"Considering that we are born with and have a lifelong experience of having a physical body, I find it remarkable that the brain so quickly and easily can be fooled into accepting an invisible hand as part of one's own body," Guterstam told LiveScience. "Taken together, our results show that the sight of a physical hand is remarkably unimportant to the brain for creating the experience of one's physical self."
The scientists had previously found objects that did not resemble body parts, such as a block of wood, cannot be experienced as one's own hand, "so we were extremely surprised to find that the brain can accept an invisible hand as part of the body," Guterstam said. They had conducted the experiment with empty space expecting no illusion to occur, to serve as a baseline for comparison to other research.
Why did people embody empty space as their own hand but not objects such as blocks of wood?
"We believe that the crucial difference lies in that we are very used to feeling our hands without seeing them, and we can move our hands in empty space but not through solid objects," Guterstam said. "The empty space close to the body represents an array of potential locations for the limbs."
The researchers scanned the brains of 14 volunteers using functional magnetic resonance imaging (fMRI). Perceiving the invisible-hand illusion led to increased activity in the same parts of the brain that are normally active when individuals see their real hand being touched or when participants experience a prosthetic hand as their own.
"This is what we believe happens in the brain when participants starts to experience the illusion — when the brain creates the experience of the hand I see is my own, it uses information from different senses, including vision, touch and signals from the muscles of the arm," Guterstam said. "When we elicited the invisible hand illusion inside an MRI scanner, we found that experiencing the illusion lead to increased brain activity in so-called multisensory brain regions, which we know integrate signals from the different senses.
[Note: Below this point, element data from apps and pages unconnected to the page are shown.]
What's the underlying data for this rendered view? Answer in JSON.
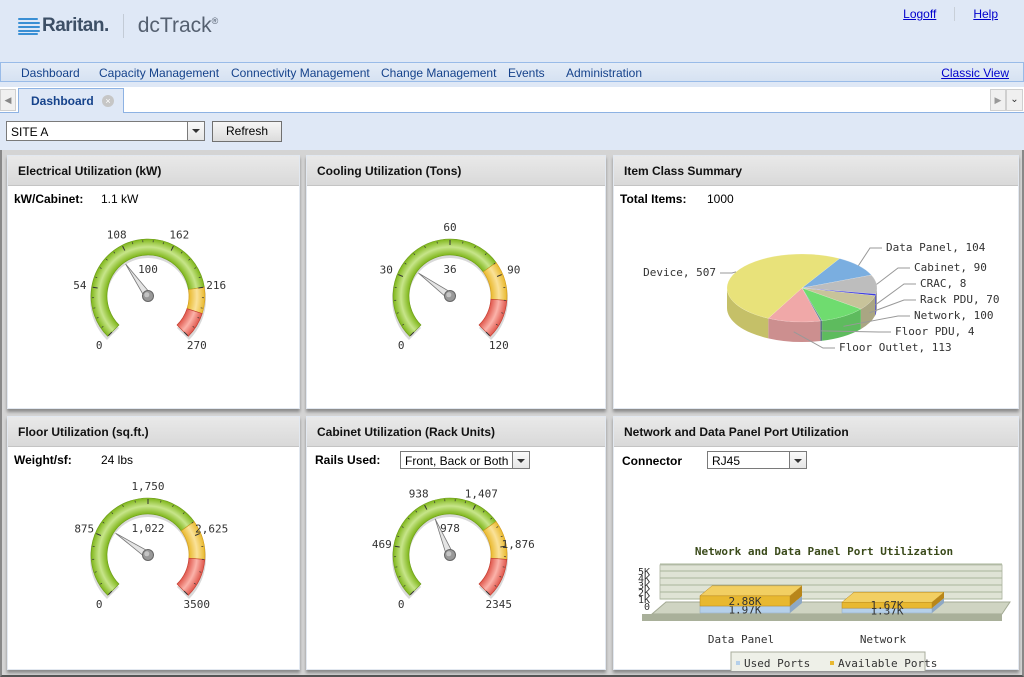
{
  "header": {
    "brand": "Raritan.",
    "product": "dcTrack",
    "product_mark": "®",
    "links": {
      "logoff": "Logoff",
      "help": "Help"
    }
  },
  "menu": {
    "items": [
      "Dashboard",
      "Capacity Management",
      "Connectivity Management",
      "Change Management",
      "Events",
      "Administration"
    ],
    "classic_view": "Classic View"
  },
  "tabs": {
    "active": "Dashboard",
    "scroll_left_icon": "◀",
    "scroll_right_icon": "▶",
    "menu_icon": "⌄",
    "close_icon": "×"
  },
  "toolbar": {
    "site_select": "SITE A",
    "refresh_label": "Refresh"
  },
  "panels": {
    "electrical": {
      "title": "Electrical Utilization (kW)",
      "label": "kW/Cabinet:",
      "value": "1.1 kW",
      "gauge": {
        "min": 0,
        "max": 270,
        "value": 100,
        "value_label": "100",
        "ticks": [
          "0",
          "54",
          "108",
          "162",
          "216",
          "270"
        ],
        "warn_from": 216,
        "danger_from": 243
      }
    },
    "cooling": {
      "title": "Cooling Utilization (Tons)",
      "gauge": {
        "min": 0,
        "max": 120,
        "value": 36,
        "value_label": "36",
        "ticks": [
          "0",
          "30",
          "60",
          "90",
          "120"
        ],
        "warn_from": 84,
        "danger_from": 102
      }
    },
    "item_class": {
      "title": "Item Class Summary",
      "label": "Total Items:",
      "value": "1000"
    },
    "floor": {
      "title": "Floor Utilization (sq.ft.)",
      "label": "Weight/sf:",
      "value": "24 lbs",
      "gauge": {
        "min": 0,
        "max": 3500,
        "value": 1022,
        "value_label": "1,022",
        "ticks": [
          "0",
          "875",
          "1,750",
          "2,625",
          "3500"
        ],
        "warn_from": 2450,
        "danger_from": 2975
      }
    },
    "cabinet": {
      "title": "Cabinet Utilization (Rack Units)",
      "label": "Rails Used:",
      "select": "Front, Back or Both",
      "gauge": {
        "min": 0,
        "max": 2345,
        "value": 978,
        "value_label": "978",
        "ticks": [
          "0",
          "469",
          "938",
          "1,407",
          "1,876",
          "2345"
        ],
        "warn_from": 1641,
        "danger_from": 1993
      }
    },
    "ports": {
      "title": "Network and Data Panel Port Utilization",
      "label": "Connector",
      "select": "RJ45"
    }
  },
  "chart_data": [
    {
      "type": "pie",
      "title": "Item Class Summary",
      "labels": [
        "Device",
        "Data Panel",
        "Cabinet",
        "CRAC",
        "Rack PDU",
        "Network",
        "Floor PDU",
        "Floor Outlet"
      ],
      "values": [
        507,
        104,
        90,
        8,
        70,
        100,
        4,
        113
      ],
      "colors": [
        "#e8e27a",
        "#7aaee0",
        "#bdbdbd",
        "#3a3adf",
        "#c8c39a",
        "#6fdc6f",
        "#6a8a9a",
        "#f0a8a8"
      ],
      "data_labels": [
        "Device, 507",
        "Data Panel, 104",
        "Cabinet, 90",
        "CRAC, 8",
        "Rack PDU, 70",
        "Network, 100",
        "Floor PDU, 4",
        "Floor Outlet, 113"
      ]
    },
    {
      "type": "bar",
      "stacked": true,
      "title": "Network and Data Panel Port Utilization",
      "categories": [
        "Data Panel",
        "Network"
      ],
      "series": [
        {
          "name": "Used Ports",
          "values": [
            1970,
            1370
          ],
          "labels": [
            "1.97K",
            "1.37K"
          ],
          "color": "#b5d0ea"
        },
        {
          "name": "Available Ports",
          "values": [
            2880,
            1670
          ],
          "labels": [
            "2.88K",
            "1.67K"
          ],
          "color": "#e8b830"
        }
      ],
      "y_ticks": [
        "0",
        "1K",
        "2K",
        "3K",
        "4K",
        "5K"
      ],
      "ylim": [
        0,
        5000
      ],
      "legend": "bottom"
    }
  ]
}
It therefore seems as if these areas of the brain automatically associate the sight from the brush moving in empty space with the touch felt on the real hand, leading to the bizarre consequence that one feels touch in midair and perceive having an invisible hand in this location."
In the future, the researchers would like to see if people could experience an entire invisible body as their own — to see if they can induce an 'invisible man illusion,'" Ehrsson said.
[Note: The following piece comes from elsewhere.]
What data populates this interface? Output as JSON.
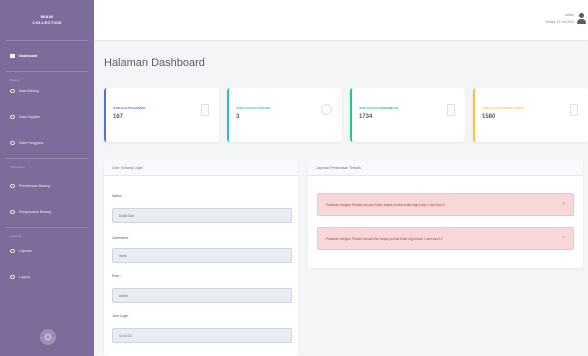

The researchers also plan to perform studies "to find out if the invisible hand illusion and phantom sensations in patients share the same underlying brain mechanisms, and if it is possible to use this illusion to manipulate the experience of phantom pain," Guterstam said.
There could be important differences between the invisible hand illusion and phantom sensations, Ehrsson said. "For example, signals from damaged nerves could contribute to phantom limbs and phantom pain in a way that would be different from our illusion in limbed-individuals," Ehrsson said.
The scientists detailed their findings online yesterday (April 11) in the Journal of Cognitive Neuroscience.